● **WHAT IS BEING ASKED**: Look for "discount" in every line of the listing. Copy the lines that have it.

● **EXERCISE MATERIAL**:
<<<<

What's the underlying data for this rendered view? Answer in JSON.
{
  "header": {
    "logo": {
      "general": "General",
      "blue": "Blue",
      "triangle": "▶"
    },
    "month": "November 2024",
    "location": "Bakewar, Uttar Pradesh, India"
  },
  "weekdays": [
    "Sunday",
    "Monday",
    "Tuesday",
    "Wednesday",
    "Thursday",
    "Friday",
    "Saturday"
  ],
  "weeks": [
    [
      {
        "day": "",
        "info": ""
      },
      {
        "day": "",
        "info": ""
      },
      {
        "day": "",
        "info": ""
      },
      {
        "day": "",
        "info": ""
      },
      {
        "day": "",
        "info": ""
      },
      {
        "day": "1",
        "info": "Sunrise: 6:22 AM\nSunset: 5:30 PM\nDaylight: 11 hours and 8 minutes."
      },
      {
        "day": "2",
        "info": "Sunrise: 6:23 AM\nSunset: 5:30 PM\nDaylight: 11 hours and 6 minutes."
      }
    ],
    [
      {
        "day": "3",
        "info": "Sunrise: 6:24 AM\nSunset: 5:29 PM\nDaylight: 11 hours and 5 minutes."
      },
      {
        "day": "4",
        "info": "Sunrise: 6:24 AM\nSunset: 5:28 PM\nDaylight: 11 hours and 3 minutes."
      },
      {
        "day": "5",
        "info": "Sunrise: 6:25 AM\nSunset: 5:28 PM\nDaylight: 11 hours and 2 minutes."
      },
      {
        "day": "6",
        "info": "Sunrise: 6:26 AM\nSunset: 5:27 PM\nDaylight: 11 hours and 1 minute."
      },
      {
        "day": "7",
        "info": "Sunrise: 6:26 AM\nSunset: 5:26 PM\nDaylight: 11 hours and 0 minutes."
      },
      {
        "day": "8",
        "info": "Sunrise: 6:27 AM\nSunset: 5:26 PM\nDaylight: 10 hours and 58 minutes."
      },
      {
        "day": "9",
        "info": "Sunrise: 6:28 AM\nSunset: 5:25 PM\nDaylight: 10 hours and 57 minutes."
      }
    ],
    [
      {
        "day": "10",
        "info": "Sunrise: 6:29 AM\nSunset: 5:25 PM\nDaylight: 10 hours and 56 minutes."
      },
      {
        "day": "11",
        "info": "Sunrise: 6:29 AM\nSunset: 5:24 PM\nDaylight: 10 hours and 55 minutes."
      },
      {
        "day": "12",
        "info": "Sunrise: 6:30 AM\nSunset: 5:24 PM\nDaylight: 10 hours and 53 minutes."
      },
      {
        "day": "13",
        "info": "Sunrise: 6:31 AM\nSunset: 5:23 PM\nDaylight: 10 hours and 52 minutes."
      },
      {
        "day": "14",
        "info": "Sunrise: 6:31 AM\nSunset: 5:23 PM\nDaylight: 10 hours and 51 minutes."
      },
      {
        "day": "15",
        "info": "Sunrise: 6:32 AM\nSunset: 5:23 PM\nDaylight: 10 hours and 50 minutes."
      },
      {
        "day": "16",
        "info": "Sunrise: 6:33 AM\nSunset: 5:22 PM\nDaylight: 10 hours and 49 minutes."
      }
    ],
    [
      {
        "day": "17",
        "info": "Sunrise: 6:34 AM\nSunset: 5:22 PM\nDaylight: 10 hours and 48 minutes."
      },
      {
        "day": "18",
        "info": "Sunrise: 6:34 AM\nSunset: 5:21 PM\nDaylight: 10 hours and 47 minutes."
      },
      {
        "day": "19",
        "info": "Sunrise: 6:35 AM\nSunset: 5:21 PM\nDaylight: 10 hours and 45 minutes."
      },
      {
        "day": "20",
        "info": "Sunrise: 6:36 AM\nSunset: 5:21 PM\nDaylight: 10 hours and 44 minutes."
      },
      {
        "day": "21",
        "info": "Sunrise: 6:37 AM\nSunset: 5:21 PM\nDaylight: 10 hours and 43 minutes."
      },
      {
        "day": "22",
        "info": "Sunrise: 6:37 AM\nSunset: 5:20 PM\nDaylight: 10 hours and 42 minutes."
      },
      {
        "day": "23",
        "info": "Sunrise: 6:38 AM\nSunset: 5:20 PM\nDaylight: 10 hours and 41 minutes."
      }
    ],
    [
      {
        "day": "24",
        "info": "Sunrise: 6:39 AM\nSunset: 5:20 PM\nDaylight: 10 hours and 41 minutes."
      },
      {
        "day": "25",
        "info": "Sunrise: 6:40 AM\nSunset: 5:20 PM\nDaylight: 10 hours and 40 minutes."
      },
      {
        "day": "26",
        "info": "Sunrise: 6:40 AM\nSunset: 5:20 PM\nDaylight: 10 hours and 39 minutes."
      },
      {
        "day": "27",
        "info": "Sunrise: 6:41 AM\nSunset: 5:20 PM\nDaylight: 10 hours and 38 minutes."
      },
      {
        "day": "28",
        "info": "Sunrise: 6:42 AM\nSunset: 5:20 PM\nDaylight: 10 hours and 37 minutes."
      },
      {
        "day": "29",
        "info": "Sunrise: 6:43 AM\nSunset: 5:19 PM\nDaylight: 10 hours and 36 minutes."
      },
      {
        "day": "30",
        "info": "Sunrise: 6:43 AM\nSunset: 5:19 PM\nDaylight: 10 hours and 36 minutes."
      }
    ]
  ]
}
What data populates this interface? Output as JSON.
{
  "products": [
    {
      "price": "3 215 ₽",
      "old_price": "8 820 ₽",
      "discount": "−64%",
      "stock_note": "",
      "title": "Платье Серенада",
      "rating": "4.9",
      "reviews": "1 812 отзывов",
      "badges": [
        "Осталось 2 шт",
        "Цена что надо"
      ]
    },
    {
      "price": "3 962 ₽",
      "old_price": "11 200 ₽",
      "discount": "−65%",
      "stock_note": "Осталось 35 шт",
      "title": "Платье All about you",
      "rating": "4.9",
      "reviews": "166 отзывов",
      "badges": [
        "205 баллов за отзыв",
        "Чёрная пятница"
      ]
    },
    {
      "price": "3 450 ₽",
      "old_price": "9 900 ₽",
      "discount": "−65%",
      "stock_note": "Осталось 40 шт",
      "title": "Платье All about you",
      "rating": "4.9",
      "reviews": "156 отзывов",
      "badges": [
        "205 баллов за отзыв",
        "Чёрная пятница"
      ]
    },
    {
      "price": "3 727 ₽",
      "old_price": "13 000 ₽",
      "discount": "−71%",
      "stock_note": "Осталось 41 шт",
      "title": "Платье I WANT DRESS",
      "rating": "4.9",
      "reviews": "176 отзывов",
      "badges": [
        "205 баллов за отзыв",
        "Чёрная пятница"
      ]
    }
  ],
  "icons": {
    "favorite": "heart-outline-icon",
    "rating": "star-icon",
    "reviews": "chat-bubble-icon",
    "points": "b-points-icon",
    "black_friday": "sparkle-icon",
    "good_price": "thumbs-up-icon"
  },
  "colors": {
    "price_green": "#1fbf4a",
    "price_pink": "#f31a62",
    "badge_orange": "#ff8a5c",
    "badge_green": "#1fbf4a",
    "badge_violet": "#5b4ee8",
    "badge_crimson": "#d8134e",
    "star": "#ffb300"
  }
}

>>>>

● **ANSWER TO THE EXERCISE**:
      "discount": "−64%",
      "discount": "−65%",
      "discount": "−65%",
      "discount": "−71%",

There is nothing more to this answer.